It was such an exciting, heady time. I was 17, and by some inexplicable happenstance, had been chosen to be a part of The Rosedale Chorale. It was the 1970-71 school year at Rosedale Bible Institute, and what a wonderful time we had!
I say inexplicable because I do not have all that great a voice. Even our director, John O. Yoder, had admitted one time that I had pretty much gotten into Chorale on the basis of experience, more so than talent, but it didn’t really make a difference. Once you were in, you were in, and I wasn’t about to leave of my own free will. So. I stayed.
We did the usual routine of Chorale Tour and made the customary record. We gals all had red dresses of the double knit variety—and those things wore like iron. Night after night, program after program, we persevered, and it was the kind of thing that forever memories are made of.
Then our director got the bright idea that we should come back to the recording studio, Heralds of Hope, and record another session of music that would be useful for his father, J. Otis Yoder’s, weekly radio program. It suited most of us to do that, and back we went when school was out for the year.
We were good! (I’m certain of it!) John was a good director, but there was a lot of talent, clear voices, deep voices, with that tight, glorious harmony and the wonderful, old, timeless hymns of the church sung in classic, pure arrangements that are just so traditional Mennonite. (It makes my heart ache to remember that sound!)

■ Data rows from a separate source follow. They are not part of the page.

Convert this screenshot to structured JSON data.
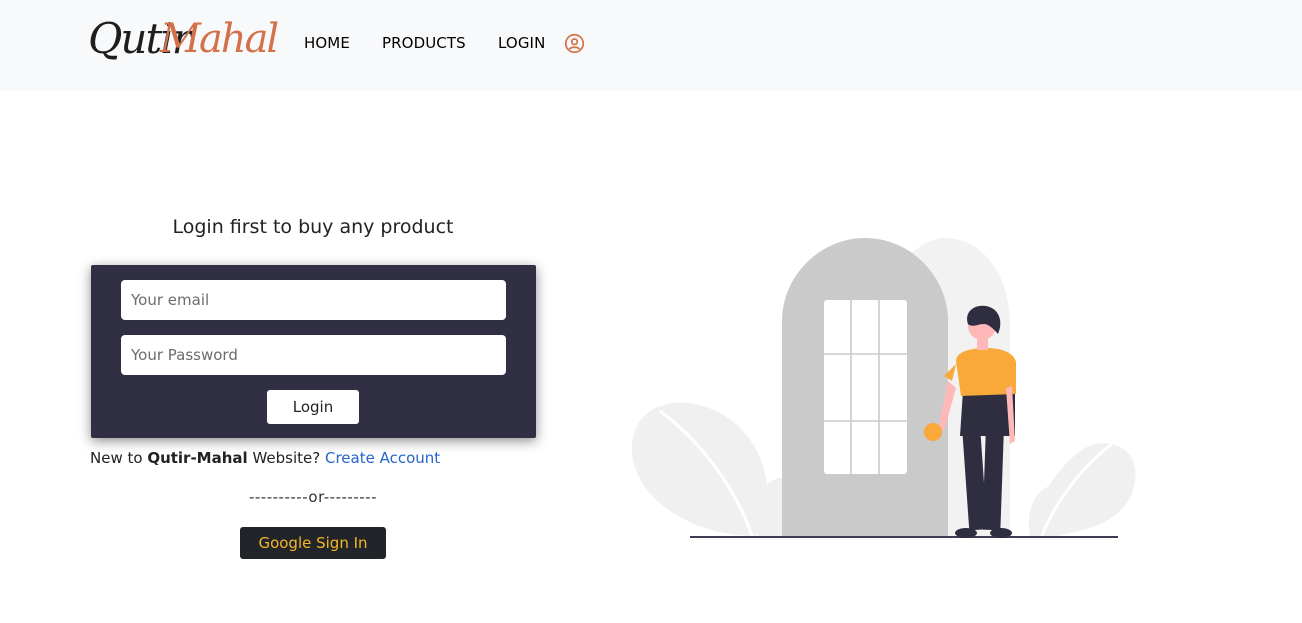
{
  "brand": {
    "logo_part1": "Qutir",
    "logo_part2": "Mahal",
    "logo_alt": "QutirMahal"
  },
  "nav": {
    "home": "HOME",
    "products": "PRODUCTS",
    "login": "LOGIN",
    "user_icon": "user-circle-icon"
  },
  "login": {
    "heading": "Login first to buy any product",
    "email_placeholder": "Your email",
    "password_placeholder": "Your Password",
    "submit_label": "Login"
  },
  "signup_prompt": {
    "prefix": "New to ",
    "brand": "Qutir-Mahal",
    "suffix": " Website? ",
    "link": "Create Account"
  },
  "divider": "----------or---------",
  "google_button": "Google Sign In",
  "colors": {
    "navbar_bg": "#f8f9fa",
    "card_bg": "#302f44",
    "accent_orange": "#d3724a",
    "link_blue": "#2764c8",
    "google_text": "#f5b628",
    "person_shirt": "#f9a83a"
  }
}
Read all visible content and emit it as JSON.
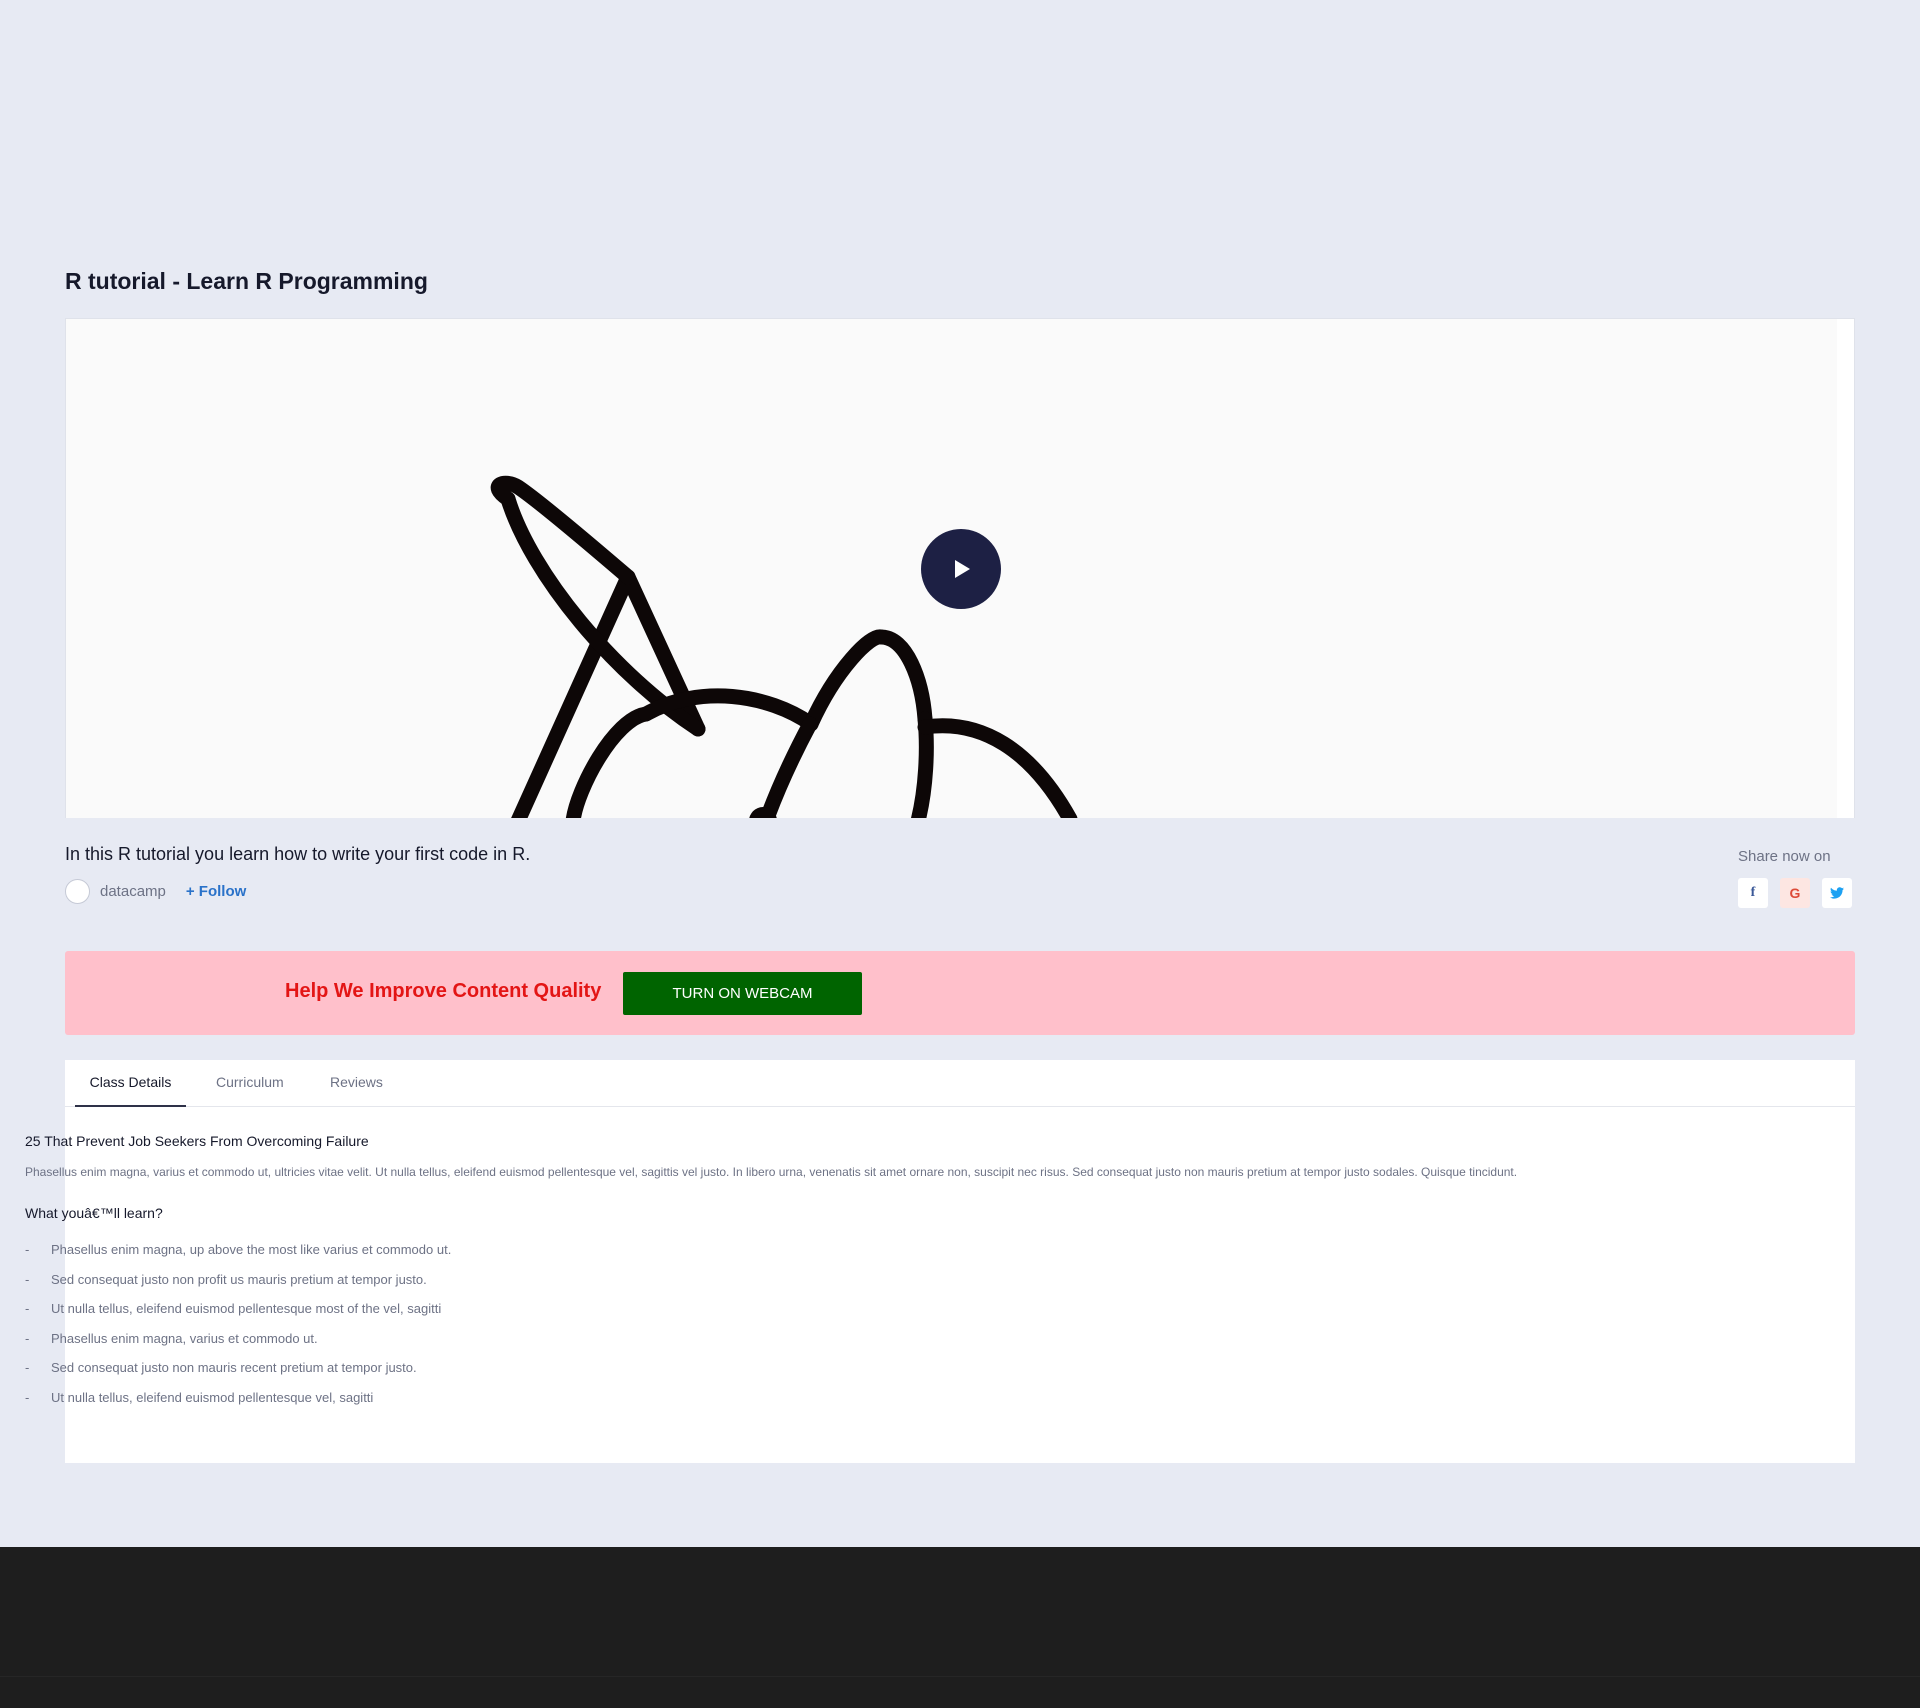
{
  "page": {
    "title": "R tutorial - Learn R Programming",
    "description": "In this R tutorial you learn how to write your first code in R."
  },
  "video": {
    "play_icon": "play-icon"
  },
  "author": {
    "name": "datacamp",
    "follow_label": "+ Follow"
  },
  "share": {
    "label": "Share now on",
    "icons": [
      {
        "name": "facebook-icon",
        "glyph": "f",
        "color": "#3b5998"
      },
      {
        "name": "google-icon",
        "glyph": "G",
        "color": "#dd4b39"
      },
      {
        "name": "twitter-icon",
        "glyph": "🐦",
        "color": "#1da1f2"
      }
    ]
  },
  "banner": {
    "text": "Help We Improve Content Quality",
    "button_label": "TURN ON WEBCAM",
    "background": "#ffc0cb",
    "text_color": "#e31515",
    "button_color": "#006400"
  },
  "tabs": [
    {
      "label": "Class Details",
      "active": true
    },
    {
      "label": "Curriculum",
      "active": false
    },
    {
      "label": "Reviews",
      "active": false
    }
  ],
  "details": {
    "heading": "25 That Prevent Job Seekers From Overcoming Failure",
    "paragraph": "Phasellus enim magna, varius et commodo ut, ultricies vitae velit. Ut nulla tellus, eleifend euismod pellentesque vel, sagittis vel justo. In libero urna, venenatis sit amet ornare non, suscipit nec risus. Sed consequat justo non mauris pretium at tempor justo sodales. Quisque tincidunt.",
    "learn_heading": "What youâ€™ll learn?",
    "bullet": "-",
    "learn_items": [
      "Phasellus enim magna, up above the most like varius et commodo ut.",
      "Sed consequat justo non profit us mauris pretium at tempor justo.",
      "Ut nulla tellus, eleifend euismod pellentesque most of the vel, sagitti",
      "Phasellus enim magna, varius et commodo ut.",
      "Sed consequat justo non mauris recent pretium at tempor justo.",
      "Ut nulla tellus, eleifend euismod pellentesque vel, sagitti"
    ]
  }
}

I said before that I don’t have that great a voice. It wasn’t all that great back then, and it has deteriorated over the years. It has gotten “reedy” and mostly lets me down on anything over the “Middle C” mark. Gone are the days when I could sing for hours, and even longer gone are any illusions of grandeur. Exposure to truly great voices has played a part in that, as well as something that happened during one of the final days of the recording session.
I was feeling unusually optimistic that particular morning. I was singing with all my heart and soul and voice, and putting lots of expression into my efforts. To be honest, I thought I was doing pretty well, sounding good. But then:
Brother John spent a little time over on our side of the chorale, listening to us wondrous sopranos with interest. I thought he was paying unusually close attention, and I redoubled my efforts. Just singin’ my heart out.
Imagine my surprise when he paused beside me between songs and looked kindly at me. “Be a little careful,” he said softly, “of the noise you are making this morning.”
I toned it down kinda’ gradual like. I didn’t want to admit that I was making “noise” and I for sure hoped that no one heard what he had said to me. Oh, yes. And my feelings were hurt, my confidence shaken.
But I’ve thought about that incident many, many times in the years since then. Sometimes when I think I am really doing really good as a Christian, sometimes when it seems to me that what I’m doing is noteworthy or impressive or laudable, that my song is soaring, sweet and notably above the others, I remember those quiet words: “Be careful of the noise you are making,” and I am set back on my proverbial heels. What sounds so wonderful to our ears just might be “noise” in the ears of our Heavenly Father, as well as the rest of the world.
What this world needs is a song of hope and comfort and peace and JESUS, not some self-righteous noise coming from a prideful heart. That kind of noise can ruin the sound of the whole chorus – the music of the mighty chorus of the Church of Jesus Christ. How often we are just making noise?
I don’t know about you, but I’m resolving once again to be a little more careful of the noise I’m making.